As 'The Phantom' Marcus Lovett is a wonder. His voice of hard thunder, lightning and soft silk and candlelight is not typical Phantom fare yet echoes the voice described in the original novel. In fact, much of his portrayal echoes the novel. He doesn't merely echo anyone else who has filled the shoes of 'Erik' but plays Leroux's 'Phantom'. Here is a 'Phantom' who, at times, one thought was capable of utterly destroying that which he loved most - namely the Opera House and 'Christine'. Yet he also showed the tender side that only 'Christine' was able to produce', showing us the adolescence that never was; where a normal man would learn social skills, 'Erik' clearly has not and has thus remained much a spoiled, temperamental child. The final lair scene is one of the most thrilling I've seen, filled with danger, passion and clarity. Lovett's demoniacally passionate 'Phantom' dragging his obsession around left 'Erik' quite possibly dying of the heart attack that claims him in the novel. Lovett's presence, power and inherent awesomeness as 'Erik' is sublime and I may have a new favourite 'Phantom'. He slowly stalks at one point and then rushes about maniacally the next. His 'Phantom' is truly full of the unexpected.

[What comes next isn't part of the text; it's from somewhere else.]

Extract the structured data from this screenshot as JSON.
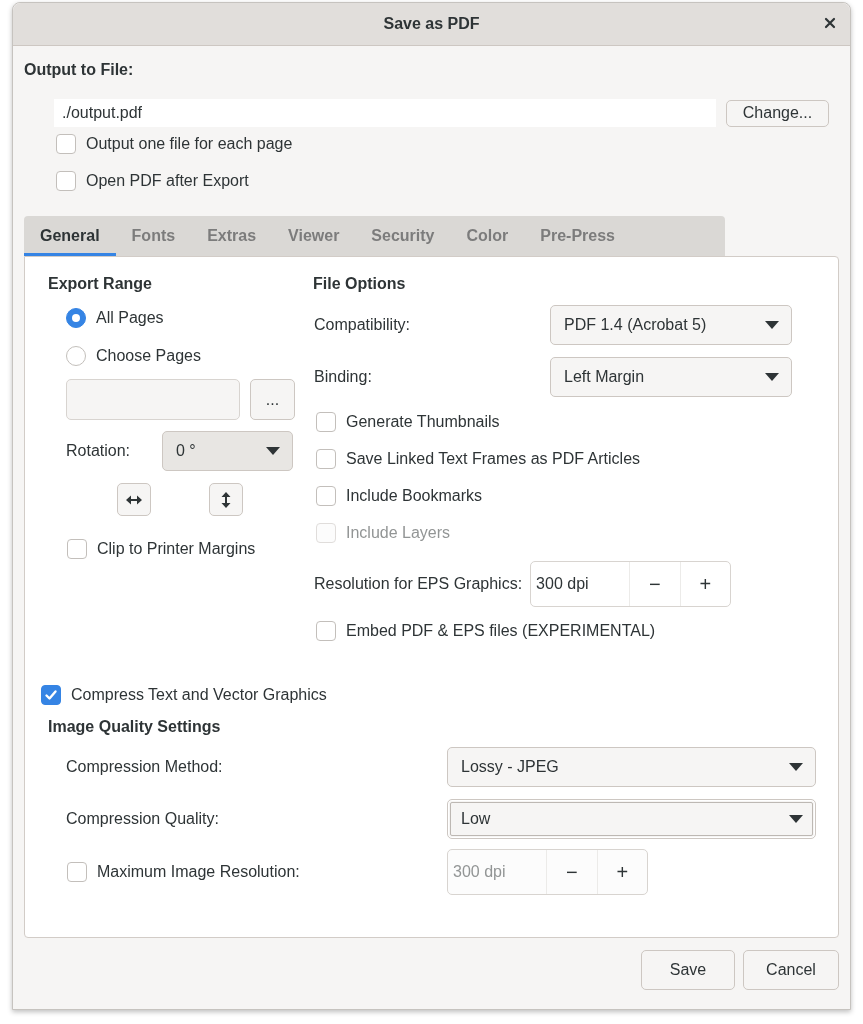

I dearly hope I can see him in the role again before the end of his run.

I urge you to go NOW to Her Majesty's to catch this amazing performance in this amazing show. Believe me when I say words can't really describe how wondrous Lovett is.